## What you are asked to do
In which lines of the data does the string "hoàn" appear? Copy every one.

## Supplied entries
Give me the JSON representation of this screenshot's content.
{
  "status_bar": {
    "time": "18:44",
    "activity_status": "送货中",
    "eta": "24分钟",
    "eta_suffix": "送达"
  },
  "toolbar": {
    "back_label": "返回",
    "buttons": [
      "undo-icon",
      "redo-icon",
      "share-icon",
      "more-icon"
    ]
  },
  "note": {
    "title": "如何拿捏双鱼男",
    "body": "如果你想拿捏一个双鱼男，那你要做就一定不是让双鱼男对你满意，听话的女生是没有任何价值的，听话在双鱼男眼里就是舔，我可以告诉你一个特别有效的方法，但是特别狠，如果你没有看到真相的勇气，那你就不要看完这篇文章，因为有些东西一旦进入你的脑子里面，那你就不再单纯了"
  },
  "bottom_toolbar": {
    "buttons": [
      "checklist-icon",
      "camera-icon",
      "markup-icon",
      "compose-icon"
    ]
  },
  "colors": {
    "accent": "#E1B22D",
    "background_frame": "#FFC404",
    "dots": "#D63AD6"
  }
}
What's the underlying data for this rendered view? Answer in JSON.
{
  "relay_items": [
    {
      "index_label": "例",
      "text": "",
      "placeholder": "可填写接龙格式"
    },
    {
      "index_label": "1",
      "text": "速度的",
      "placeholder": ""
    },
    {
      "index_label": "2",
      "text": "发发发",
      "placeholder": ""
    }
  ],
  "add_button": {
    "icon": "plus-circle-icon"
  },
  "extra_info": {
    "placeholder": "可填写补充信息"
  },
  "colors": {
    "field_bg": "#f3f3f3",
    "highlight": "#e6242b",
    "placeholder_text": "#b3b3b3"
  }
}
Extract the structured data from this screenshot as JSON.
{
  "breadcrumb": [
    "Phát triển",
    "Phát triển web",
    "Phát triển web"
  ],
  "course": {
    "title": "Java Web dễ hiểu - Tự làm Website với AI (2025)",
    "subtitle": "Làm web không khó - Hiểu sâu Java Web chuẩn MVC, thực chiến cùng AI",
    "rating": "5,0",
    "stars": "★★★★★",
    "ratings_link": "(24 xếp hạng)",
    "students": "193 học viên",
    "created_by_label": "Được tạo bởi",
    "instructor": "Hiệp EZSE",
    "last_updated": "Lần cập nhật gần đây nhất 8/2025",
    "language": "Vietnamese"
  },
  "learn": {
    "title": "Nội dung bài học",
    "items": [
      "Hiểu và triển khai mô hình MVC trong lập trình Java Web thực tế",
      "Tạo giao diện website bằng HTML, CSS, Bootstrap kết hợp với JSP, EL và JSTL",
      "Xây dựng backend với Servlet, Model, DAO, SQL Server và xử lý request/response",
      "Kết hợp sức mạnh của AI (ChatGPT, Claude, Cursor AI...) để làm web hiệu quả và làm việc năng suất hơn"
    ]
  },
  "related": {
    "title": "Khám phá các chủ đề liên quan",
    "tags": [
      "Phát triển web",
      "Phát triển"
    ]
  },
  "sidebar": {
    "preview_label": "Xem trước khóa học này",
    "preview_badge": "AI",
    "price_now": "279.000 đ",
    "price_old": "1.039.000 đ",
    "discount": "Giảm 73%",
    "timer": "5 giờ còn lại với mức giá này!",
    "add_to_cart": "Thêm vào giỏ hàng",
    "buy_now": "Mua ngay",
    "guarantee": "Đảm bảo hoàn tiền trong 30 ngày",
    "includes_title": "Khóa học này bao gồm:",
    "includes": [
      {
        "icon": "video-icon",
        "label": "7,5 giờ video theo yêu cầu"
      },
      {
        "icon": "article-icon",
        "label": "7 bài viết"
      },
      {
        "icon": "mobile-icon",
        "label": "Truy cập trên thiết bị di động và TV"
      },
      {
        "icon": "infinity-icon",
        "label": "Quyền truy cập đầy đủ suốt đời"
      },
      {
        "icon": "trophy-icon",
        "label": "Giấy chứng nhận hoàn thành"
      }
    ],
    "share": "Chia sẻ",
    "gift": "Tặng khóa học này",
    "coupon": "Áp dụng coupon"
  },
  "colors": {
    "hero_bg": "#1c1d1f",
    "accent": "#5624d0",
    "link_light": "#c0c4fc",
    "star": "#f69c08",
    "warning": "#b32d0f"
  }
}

## Response box
    "guarantee": "Đảm bảo hoàn tiền trong 30 ngày",
        "label": "Giấy chứng nhận hoàn thành"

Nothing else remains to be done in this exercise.